*** Opening Data for analysis ***

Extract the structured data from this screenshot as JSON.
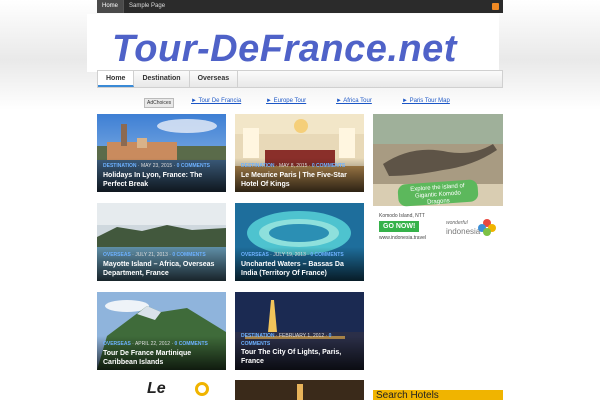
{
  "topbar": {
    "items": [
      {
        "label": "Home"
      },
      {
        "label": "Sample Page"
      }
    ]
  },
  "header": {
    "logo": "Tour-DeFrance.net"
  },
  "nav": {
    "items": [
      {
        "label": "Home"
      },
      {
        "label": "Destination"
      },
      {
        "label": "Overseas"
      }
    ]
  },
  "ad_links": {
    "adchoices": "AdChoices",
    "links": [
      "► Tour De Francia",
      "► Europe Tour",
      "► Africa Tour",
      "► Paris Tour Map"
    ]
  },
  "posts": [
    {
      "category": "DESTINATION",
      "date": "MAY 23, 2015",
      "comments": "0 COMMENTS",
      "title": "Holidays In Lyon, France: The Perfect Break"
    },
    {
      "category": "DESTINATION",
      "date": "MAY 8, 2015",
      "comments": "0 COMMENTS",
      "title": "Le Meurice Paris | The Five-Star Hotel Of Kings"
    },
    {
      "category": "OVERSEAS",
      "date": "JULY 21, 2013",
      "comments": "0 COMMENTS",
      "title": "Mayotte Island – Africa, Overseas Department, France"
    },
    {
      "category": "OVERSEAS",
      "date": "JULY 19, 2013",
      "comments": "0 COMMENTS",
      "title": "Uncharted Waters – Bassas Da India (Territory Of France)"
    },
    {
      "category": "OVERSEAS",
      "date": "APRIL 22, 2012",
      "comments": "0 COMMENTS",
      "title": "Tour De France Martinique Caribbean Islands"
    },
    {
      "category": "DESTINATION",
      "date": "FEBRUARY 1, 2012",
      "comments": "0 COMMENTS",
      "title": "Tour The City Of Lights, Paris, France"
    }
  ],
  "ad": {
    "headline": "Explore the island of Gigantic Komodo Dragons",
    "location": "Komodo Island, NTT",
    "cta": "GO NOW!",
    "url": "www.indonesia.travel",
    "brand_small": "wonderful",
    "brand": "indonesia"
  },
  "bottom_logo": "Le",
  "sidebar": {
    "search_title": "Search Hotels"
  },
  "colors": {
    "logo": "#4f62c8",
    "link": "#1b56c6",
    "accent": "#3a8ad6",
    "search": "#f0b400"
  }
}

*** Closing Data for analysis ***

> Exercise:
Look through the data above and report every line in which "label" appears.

> Solution for this exercise:
        "label": "Home"
        "label": "Sample Page"
        "label": "Home"
        "label": "Destination"
        "label": "Overseas"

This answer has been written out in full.